The phenomenal consciousness conception of conscious experience constitutes the target of much research in the scientific study of consciousness. This page intends to distinguish different connotations of the term.
Meaning from phenomenology
Phenomenal consciousness in the sense of the philosophical discipline of phenomenology can arguably taken to refer to the totality of how experience reveals itself to an experiencing subject, to how the experiencing subject finds itself experiencing, to how the the world appears to him/her. In less loaded terminology, it could possibly be characterized as referring to the totality of impressions, feelings, thoughts, perceptions, etc. which an experiencing subject lives through at a particular instant of time.
Thus phenomenal consciousness refers to the way in which the world appears to us, i.e. the way in which we experience the world. This conception of phenomenal consciousness is in fact what is referred to as conscious experience in this wiki.
The above conceptualization has to be distinguished from Chalmers' use of this term in (Chalmers, 1996), where he defines phenomenal consciousness to refer to a conception of consciousness which does not have a function or structure, where "to have a function" is to have a causal role in the production of behaviour, and where the term "structure" is used in a spatio-temporal sense. Cf. Chalmers' axiomatization.
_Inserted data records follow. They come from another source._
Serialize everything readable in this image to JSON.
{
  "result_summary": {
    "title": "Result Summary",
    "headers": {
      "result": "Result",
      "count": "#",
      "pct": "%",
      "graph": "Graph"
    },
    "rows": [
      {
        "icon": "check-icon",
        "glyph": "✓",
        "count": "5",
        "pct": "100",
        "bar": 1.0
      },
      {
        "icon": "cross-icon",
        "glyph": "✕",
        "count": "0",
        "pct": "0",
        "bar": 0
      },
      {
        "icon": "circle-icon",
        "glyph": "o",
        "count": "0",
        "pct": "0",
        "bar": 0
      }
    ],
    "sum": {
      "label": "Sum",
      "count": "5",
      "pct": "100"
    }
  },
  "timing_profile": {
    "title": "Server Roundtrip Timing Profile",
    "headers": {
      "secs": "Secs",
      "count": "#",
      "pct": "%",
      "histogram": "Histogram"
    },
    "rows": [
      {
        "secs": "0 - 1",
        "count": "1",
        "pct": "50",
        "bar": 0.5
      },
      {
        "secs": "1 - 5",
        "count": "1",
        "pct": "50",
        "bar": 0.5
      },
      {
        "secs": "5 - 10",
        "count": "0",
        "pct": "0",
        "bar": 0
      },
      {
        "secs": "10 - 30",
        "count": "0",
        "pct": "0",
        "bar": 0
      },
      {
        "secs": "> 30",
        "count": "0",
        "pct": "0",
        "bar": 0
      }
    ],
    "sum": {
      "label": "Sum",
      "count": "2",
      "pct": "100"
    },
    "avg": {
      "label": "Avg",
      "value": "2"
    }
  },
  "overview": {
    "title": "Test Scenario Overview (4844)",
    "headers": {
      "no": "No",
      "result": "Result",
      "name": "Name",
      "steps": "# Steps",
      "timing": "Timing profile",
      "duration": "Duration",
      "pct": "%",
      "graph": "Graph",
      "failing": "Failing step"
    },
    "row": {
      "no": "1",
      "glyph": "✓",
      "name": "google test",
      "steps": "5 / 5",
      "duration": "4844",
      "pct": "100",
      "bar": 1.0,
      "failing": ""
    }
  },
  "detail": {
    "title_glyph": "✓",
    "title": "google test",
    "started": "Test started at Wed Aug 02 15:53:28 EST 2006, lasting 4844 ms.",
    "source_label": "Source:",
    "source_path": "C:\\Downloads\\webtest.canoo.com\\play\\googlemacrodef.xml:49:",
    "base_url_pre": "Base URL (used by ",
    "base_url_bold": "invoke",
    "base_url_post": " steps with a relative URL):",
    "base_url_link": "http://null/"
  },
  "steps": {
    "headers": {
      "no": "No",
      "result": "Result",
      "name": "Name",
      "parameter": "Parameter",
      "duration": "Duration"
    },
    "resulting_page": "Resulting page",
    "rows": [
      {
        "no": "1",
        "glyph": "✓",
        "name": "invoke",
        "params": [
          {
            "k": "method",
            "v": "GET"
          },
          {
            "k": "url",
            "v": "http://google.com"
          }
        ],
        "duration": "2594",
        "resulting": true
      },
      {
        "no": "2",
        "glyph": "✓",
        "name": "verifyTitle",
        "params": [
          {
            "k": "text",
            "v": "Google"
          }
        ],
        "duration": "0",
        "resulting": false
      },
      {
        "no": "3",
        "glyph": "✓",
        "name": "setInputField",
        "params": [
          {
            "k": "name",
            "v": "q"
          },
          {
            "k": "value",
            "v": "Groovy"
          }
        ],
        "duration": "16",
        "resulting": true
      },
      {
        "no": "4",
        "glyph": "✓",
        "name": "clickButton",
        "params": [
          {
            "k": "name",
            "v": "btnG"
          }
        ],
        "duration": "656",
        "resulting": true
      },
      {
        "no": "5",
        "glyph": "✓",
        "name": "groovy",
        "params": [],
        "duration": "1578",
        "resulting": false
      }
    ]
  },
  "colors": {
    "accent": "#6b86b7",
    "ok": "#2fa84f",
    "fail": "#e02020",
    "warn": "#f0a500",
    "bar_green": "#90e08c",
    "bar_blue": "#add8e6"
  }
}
- Chalmers, David J. The conscious mind: In search of a fundamental theory. Oxford university press, 1996.